(Collected data)
==========

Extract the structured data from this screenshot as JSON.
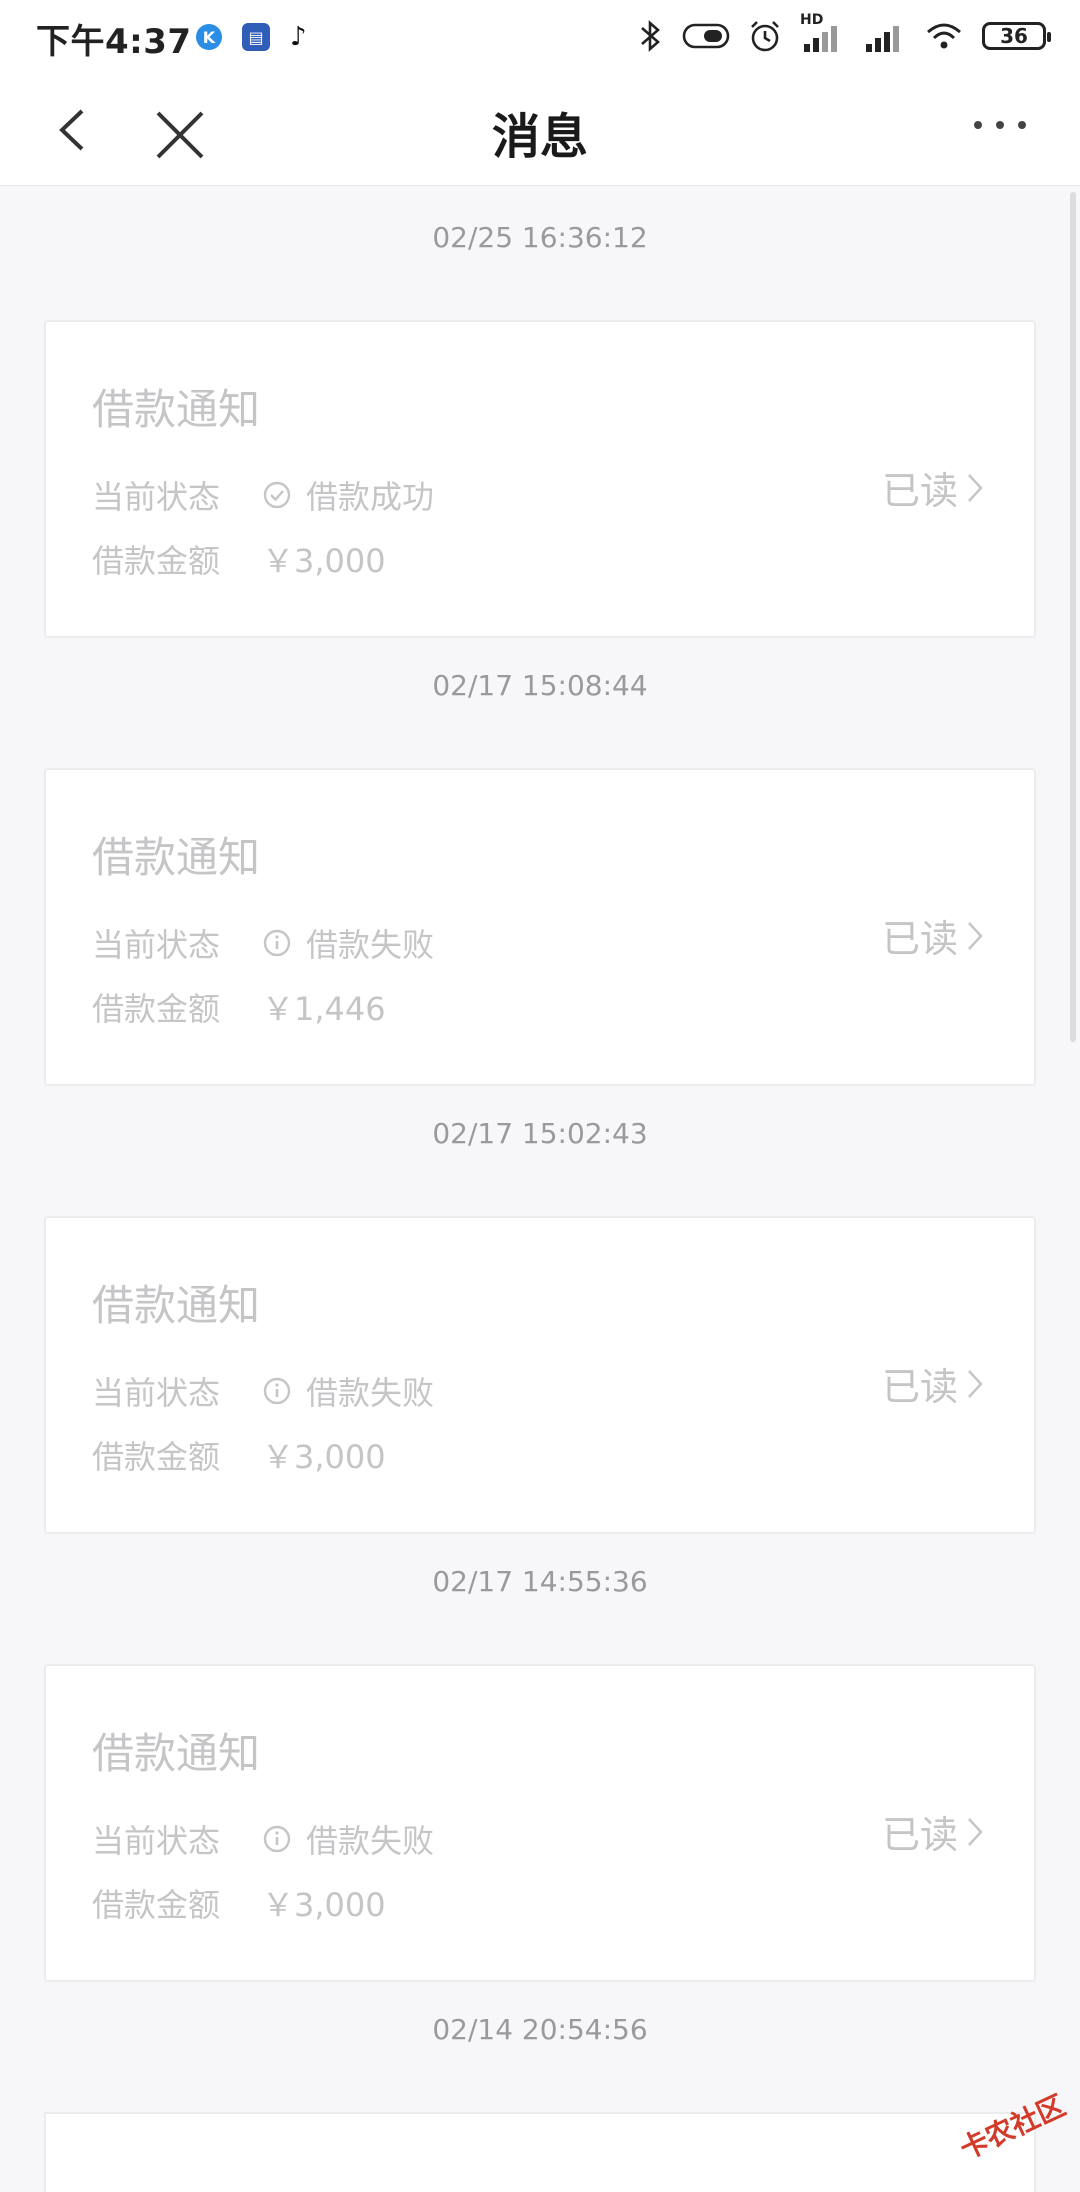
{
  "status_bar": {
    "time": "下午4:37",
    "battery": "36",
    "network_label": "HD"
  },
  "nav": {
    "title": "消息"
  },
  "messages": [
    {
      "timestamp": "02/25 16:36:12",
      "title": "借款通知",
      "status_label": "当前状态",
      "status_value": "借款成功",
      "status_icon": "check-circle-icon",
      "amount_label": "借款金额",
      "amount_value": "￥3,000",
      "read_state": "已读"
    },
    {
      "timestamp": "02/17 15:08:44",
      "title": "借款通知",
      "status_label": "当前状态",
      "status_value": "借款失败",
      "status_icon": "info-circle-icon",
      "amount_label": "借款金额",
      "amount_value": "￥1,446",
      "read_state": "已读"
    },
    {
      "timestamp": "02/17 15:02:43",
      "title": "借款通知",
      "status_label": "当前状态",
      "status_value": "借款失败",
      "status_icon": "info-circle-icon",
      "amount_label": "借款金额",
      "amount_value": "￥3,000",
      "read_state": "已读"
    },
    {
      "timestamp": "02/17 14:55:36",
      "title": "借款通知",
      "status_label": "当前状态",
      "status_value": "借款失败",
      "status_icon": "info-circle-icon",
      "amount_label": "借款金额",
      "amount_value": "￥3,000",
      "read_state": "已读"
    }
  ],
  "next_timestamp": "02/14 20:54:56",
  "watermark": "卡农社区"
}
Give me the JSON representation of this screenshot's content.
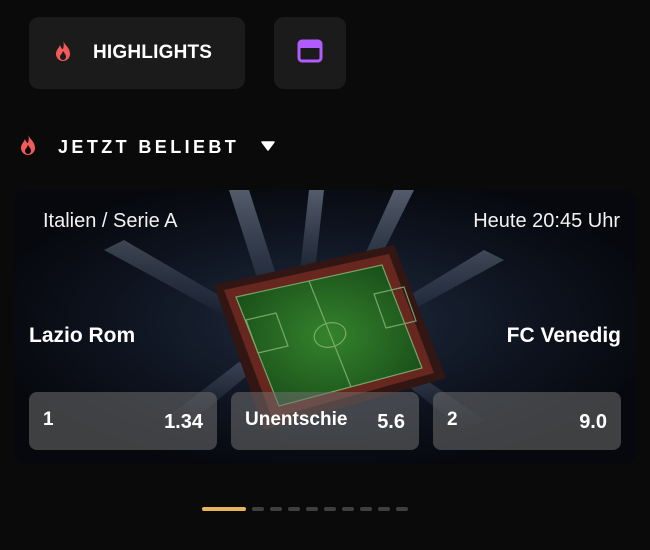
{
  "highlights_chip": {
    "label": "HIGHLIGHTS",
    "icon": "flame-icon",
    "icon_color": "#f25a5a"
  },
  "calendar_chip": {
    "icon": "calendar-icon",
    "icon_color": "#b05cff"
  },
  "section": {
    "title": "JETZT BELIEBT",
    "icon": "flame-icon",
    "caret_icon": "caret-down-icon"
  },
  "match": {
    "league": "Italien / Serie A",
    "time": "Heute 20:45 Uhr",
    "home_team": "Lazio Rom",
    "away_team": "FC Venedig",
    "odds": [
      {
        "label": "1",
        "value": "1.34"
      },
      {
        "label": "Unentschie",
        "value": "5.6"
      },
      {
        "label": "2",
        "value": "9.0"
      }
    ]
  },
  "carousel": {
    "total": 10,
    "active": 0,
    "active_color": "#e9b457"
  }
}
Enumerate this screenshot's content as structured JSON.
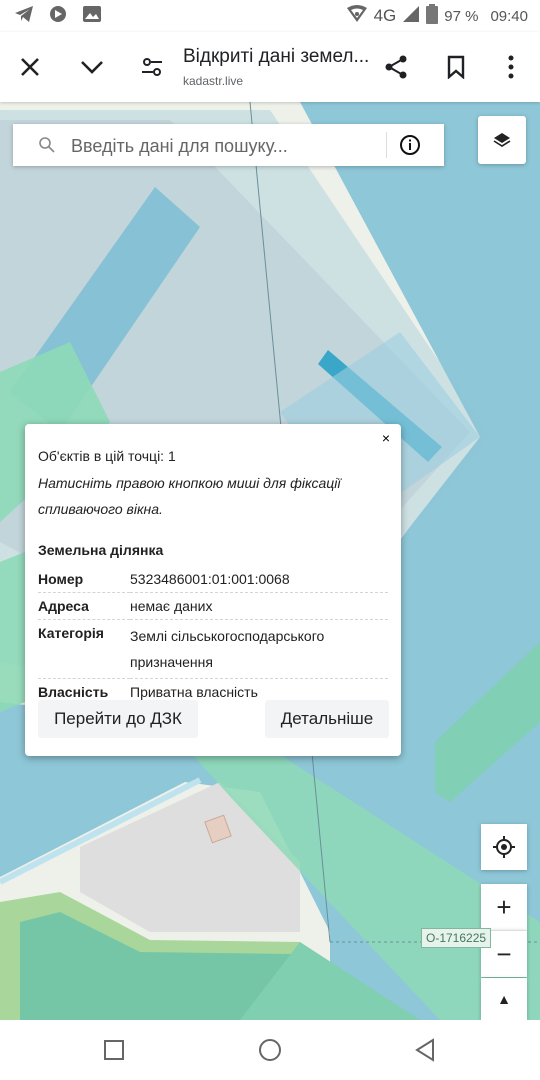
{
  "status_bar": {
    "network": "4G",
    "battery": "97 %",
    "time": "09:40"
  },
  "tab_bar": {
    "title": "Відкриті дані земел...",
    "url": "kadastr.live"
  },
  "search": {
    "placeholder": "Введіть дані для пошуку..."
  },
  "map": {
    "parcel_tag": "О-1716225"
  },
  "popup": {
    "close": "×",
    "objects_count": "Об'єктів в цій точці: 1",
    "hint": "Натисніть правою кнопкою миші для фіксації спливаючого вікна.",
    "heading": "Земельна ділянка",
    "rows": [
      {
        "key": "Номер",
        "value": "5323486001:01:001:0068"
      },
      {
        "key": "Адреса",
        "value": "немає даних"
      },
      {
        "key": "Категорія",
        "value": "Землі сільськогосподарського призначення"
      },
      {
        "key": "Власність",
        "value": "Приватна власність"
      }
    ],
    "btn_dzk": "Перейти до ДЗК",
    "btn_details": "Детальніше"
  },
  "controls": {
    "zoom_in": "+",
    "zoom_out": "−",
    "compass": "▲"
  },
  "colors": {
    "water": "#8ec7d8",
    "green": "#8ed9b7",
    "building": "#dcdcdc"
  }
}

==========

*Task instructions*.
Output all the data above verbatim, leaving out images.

*Solution to this problem*.
Extract the structured data from this screenshot as JSON.
{
  "status_bar": {
    "time": "下午4:37",
    "battery": "36",
    "network_label": "HD"
  },
  "nav": {
    "title": "消息"
  },
  "messages": [
    {
      "timestamp": "02/25 16:36:12",
      "title": "借款通知",
      "status_label": "当前状态",
      "status_value": "借款成功",
      "status_icon": "check-circle-icon",
      "amount_label": "借款金额",
      "amount_value": "￥3,000",
      "read_state": "已读"
    },
    {
      "timestamp": "02/17 15:08:44",
      "title": "借款通知",
      "status_label": "当前状态",
      "status_value": "借款失败",
      "status_icon": "info-circle-icon",
      "amount_label": "借款金额",
      "amount_value": "￥1,446",
      "read_state": "已读"
    },
    {
      "timestamp": "02/17 15:02:43",
      "title": "借款通知",
      "status_label": "当前状态",
      "status_value": "借款失败",
      "status_icon": "info-circle-icon",
      "amount_label": "借款金额",
      "amount_value": "￥3,000",
      "read_state": "已读"
    },
    {
      "timestamp": "02/17 14:55:36",
      "title": "借款通知",
      "status_label": "当前状态",
      "status_value": "借款失败",
      "status_icon": "info-circle-icon",
      "amount_label": "借款金额",
      "amount_value": "￥3,000",
      "read_state": "已读"
    }
  ],
  "next_timestamp": "02/14 20:54:56",
  "watermark": "卡农社区"
}
Give me the JSON representation of this screenshot's content.
{
  "highlights_chip": {
    "label": "HIGHLIGHTS",
    "icon": "flame-icon",
    "icon_color": "#f25a5a"
  },
  "calendar_chip": {
    "icon": "calendar-icon",
    "icon_color": "#b05cff"
  },
  "section": {
    "title": "JETZT BELIEBT",
    "icon": "flame-icon",
    "caret_icon": "caret-down-icon"
  },
  "match": {
    "league": "Italien / Serie A",
    "time": "Heute 20:45 Uhr",
    "home_team": "Lazio Rom",
    "away_team": "FC Venedig",
    "odds": [
      {
        "label": "1",
        "value": "1.34"
      },
      {
        "label": "Unentschie",
        "value": "5.6"
      },
      {
        "label": "2",
        "value": "9.0"
      }
    ]
  },
  "carousel": {
    "total": 10,
    "active": 0,
    "active_color": "#e9b457"
  }
}
Enumerate this screenshot's content as structured JSON.
{
  "status_bar": {
    "network": "4G",
    "battery": "97 %",
    "time": "09:40"
  },
  "tab_bar": {
    "title": "Відкриті дані земел...",
    "url": "kadastr.live"
  },
  "search": {
    "placeholder": "Введіть дані для пошуку..."
  },
  "map": {
    "parcel_tag": "О-1716225"
  },
  "popup": {
    "close": "×",
    "objects_count": "Об'єктів в цій точці: 1",
    "hint": "Натисніть правою кнопкою миші для фіксації спливаючого вікна.",
    "heading": "Земельна ділянка",
    "rows": [
      {
        "key": "Номер",
        "value": "5323486001:01:001:0068"
      },
      {
        "key": "Адреса",
        "value": "немає даних"
      },
      {
        "key": "Категорія",
        "value": "Землі сільськогосподарського призначення"
      },
      {
        "key": "Власність",
        "value": "Приватна власність"
      }
    ],
    "btn_dzk": "Перейти до ДЗК",
    "btn_details": "Детальніше"
  },
  "controls": {
    "zoom_in": "+",
    "zoom_out": "−",
    "compass": "▲"
  },
  "colors": {
    "water": "#8ec7d8",
    "green": "#8ed9b7",
    "building": "#dcdcdc"
  }
}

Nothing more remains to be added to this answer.